import numpy as np from matplotlib import pyplot as plt import pymc as pm import scipy.stats as stats # DGP parameters N = 300 p0 = 0.2 alpha0 = 0.3 beta0 = 0.2 sigma0 = 0.01 sigma_noise = 0.2 # DGP x = np.random.normal(0.5,0.2,N) y_line = np.random.normal(alpha0+beta0*x,sigma0) line_bool = np.array(stats.bernoulli.rvs(p0, size=N)) y_rand = np.random.normal(0.5,0.2,N) y_all = y_line*line_bool + y_rand*(1-line_bool) # plot fig = plt.figure(figsize=(8,8)) ax1 = fig.add_subplot(111,aspect='equal') ax1.scatter(x[line_bool==0], y_all[line_bool==0],c='b') ax1.scatter(x[line_bool==1], y_all[line_bool==1],c='r') # prior for the assignment probability is a beta distribution that puts a lot of probability mass near 0 p = pm.Beta("p", 1, 3, value=0.5) assignment = pm.Bernoulli("assignment", p, size=N) # priors for the noise component center_noise = pm.Normal("center_noise", 0.5, 0.4) tau_noise = 1.0 / pm.Uniform("tau_noise", 0, 1) ** 2 # priors for the line parameters beta_min = -10**1 beta_max = 10**1 line_pars = pm.Uniform("line_pars", beta_min, beta_max, size=2) tau_line = 1.0 / pm.Uniform("tau_line", 0, 0.05) ** 2 # deterministic functions for the means and variances conditional on assignment @pm.deterministic def center_i(assignment=assignment, center_noise=center_noise, x=x, line_pars=line_pars): center_line = line_pars+line_pars*x return assignment*center_line + (1-assignment)*center_noise @pm.deterministic def tau_i(assignment=assignment, tau_noise=tau_noise, tau_line=tau_line): return assignment*tau_line + (1-assignment)*tau_noise # define the observed variables x_obs = pm.Normal("x_obs", 0.5, 0.2, value=x, observed=True) y_obs = pm.Normal("y_obs", center_i, tau_i, value=y_all, observed=True) # define the model model = pm.Model([p, assignment, center_noise, tau_noise, line_pars, tau_line]) # sample from the posterior mcmc = pm.MCMC(model) map_ = pm.MAP( model ) map_.fit() mcmc.sample(50000, 20000, 3) # look at the posterior from pymc.Matplot import plot as mcplot mcplot(mcmc.trace("p", 2), common_scale=False) mcplot(mcmc.trace("line_pars", 2), common_scale=False) mcplot(mcmc.trace("tau_noise", 2), common_scale=False) mcplot(mcmc.trace("tau_line", 2), common_scale=False)

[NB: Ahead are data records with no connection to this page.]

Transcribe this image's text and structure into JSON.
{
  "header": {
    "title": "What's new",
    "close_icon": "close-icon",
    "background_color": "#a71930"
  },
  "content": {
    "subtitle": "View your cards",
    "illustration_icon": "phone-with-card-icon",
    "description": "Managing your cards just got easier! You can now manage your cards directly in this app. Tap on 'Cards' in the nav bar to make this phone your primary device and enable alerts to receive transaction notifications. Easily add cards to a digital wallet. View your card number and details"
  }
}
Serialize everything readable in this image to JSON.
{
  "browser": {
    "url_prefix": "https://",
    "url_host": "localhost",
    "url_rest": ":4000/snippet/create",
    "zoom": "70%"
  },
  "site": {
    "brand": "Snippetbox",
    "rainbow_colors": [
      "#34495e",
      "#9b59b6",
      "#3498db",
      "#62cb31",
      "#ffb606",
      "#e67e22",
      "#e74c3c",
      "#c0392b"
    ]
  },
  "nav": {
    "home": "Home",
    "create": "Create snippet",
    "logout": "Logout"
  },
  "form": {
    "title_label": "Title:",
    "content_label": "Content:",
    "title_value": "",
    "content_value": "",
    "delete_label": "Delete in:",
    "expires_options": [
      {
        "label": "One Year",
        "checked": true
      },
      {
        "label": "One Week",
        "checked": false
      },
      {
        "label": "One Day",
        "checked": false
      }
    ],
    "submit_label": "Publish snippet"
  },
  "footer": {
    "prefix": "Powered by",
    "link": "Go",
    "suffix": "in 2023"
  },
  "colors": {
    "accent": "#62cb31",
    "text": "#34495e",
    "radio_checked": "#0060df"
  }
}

This works well on generated data (though I would welcome suggestions for how to improve it!), but I suspect the real data this will have to work on will be a bit messier. In particular the "background noise" (
y_rand above) isn't nicely normal. I'm therefore wondering how I would generalize the model above:
- How would I define mixture models in which the mixture concerns not only the parameters of the distribution but the type of distribution (say, the background noise being uniformly distributed)?
- How might I make the distribution of the background noise far more general. My data being geocoordinates of activities in a city, is there way a way of taking into account that even in the course of normal activity (with
p=0) positions may more often be arranged along a line than the simple normal model above would suggest (e.g. because they take place along a straight road)? Is there a way of "diffing out" the kind of activity that usually takes place on a Wednesday afternoon when estimating the model on data from a new Wednesday afternoon?